Charlie finds his inspiration during a visit to London, when he attempts to rescue a tall black woman from harassers. That woman turns out to be a man named Simon (Ejiofor), who stars as a chanteuse named Lola in a London drag club. Charlie soon has the revelation that Lola's gaudy high-heeled boots aren't designed for a man's foot, and that there may actually be a market for well-crafted costume boots for drag performers. Though that would seem an especially limited niche, Charlie sets about designing a new line of "kinky boots," with guidance from his unlikely new associate, Lola.

Needless to say, the script by Tim Firth (Calendar Girls) and Geoff Deane finds easy opportunities for cross-cultural comedy when Lola shows up at the Northampton factory in full attention-grabbing drag. There's particular tension between Lola and homophobic worker Don (Nick Frost of Shaun of the Dead), which climaxes in an arm-wrestling contest and some lessons on what it really means to be a man. Charlie's project, meanwhile, is frowned upon by his upscale fiancée Nicola (Jemima Rooper), who has some calculating plans of her own for the old factory. Growing friction between Charlie and Lola also jeopardizes their grand scheme to win publicity for the new line of boots at a Milan fashion show.

On the surface, Kinky Boots means well with its scenes of Midlands factory employees accepting and working alongside the diva-like Lola. But the film shies away from any real analysis of who Lola/Simon is. An opening flashback reveals a young boy who enjoys dressing as a girl being rejected by a stern father, and Lola at one point confesses, "Put on a frock and I can sing 'Stand by Your Man' in front of 500 strangers. Put on a pair of jeans and I can't even say hello." Clearly, drag empowers the fabulous Lola, but the movie is too timid to explore her true desires, sexuality and gender identity.

The timidity of out-of-drag Simon is also hard to accept because Ejiofor makes such a dynamic and charismatic drag queen. The Nigerian-British actor, so powerful in Stephen Frears' Dirty Pretty Things and suave in Woody Allen's Melinda and Melinda, energizes this little movie, turning Lola into a fierce, magnetic presence, both onstage and off. Edgerton complements Ejiofor's force of nature with a nicely underplayed, hangdog comic performance (complete with his own woeful drag act in the finale). Potts is charming as the outspoken worker who becomes Charlie's inevitable love interest, a smart alternative to his shrewish fiancée.

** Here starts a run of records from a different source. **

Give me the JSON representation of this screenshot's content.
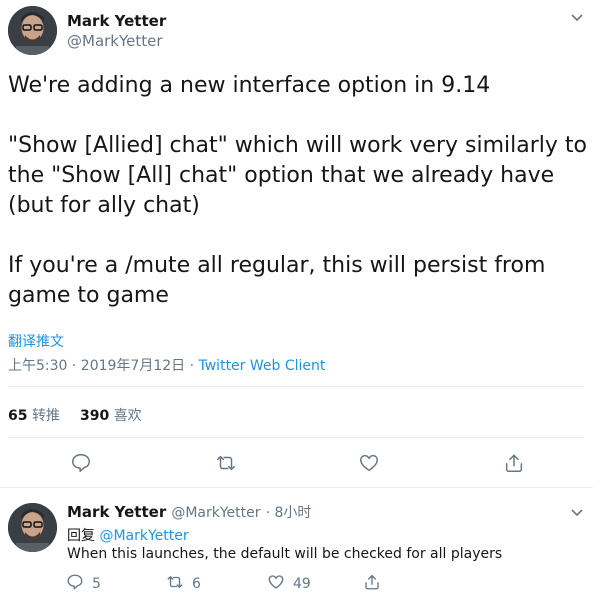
{
  "main_tweet": {
    "author_name": "Mark Yetter",
    "author_handle": "@MarkYetter",
    "text": "We're adding a new interface option in 9.14\n\n\"Show [Allied] chat\" which will work very similarly to the \"Show [All] chat\" option that we already have (but for ally chat)\n\nIf you're a /mute all regular, this will persist from game to game",
    "translate_label": "翻译推文",
    "timestamp": "上午5:30 · 2019年7月12日",
    "separator": " · ",
    "client": "Twitter Web Client",
    "retweets_count": "65",
    "retweets_label": "转推",
    "likes_count": "390",
    "likes_label": "喜欢"
  },
  "reply": {
    "author_name": "Mark Yetter",
    "author_handle": "@MarkYetter",
    "time": "· 8小时",
    "reply_prefix": "回复",
    "reply_to": "@MarkYetter",
    "text": "When this launches, the default will be checked for all players",
    "reply_count": "5",
    "retweet_count": "6",
    "like_count": "49"
  },
  "icons": {
    "caret": "chevron-down",
    "reply": "comment",
    "retweet": "retweet",
    "like": "heart",
    "share": "share-up"
  },
  "colors": {
    "link": "#1b95e0",
    "muted": "#657786",
    "divider": "#e6ecf0"
  }
}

The film is crisply directed by Julian Jarrold (White Teeth), with atmospheric sequences in the shoe factory that illustrate just how much care goes into a well-made article of clothing. The milieu of Northampton feels right, as does the slightly tacky club where Lola's star shines bright. Kinky Boots doesn't kick away any stereotypes, but it's a generally comfortable fit.

-Kevin Lally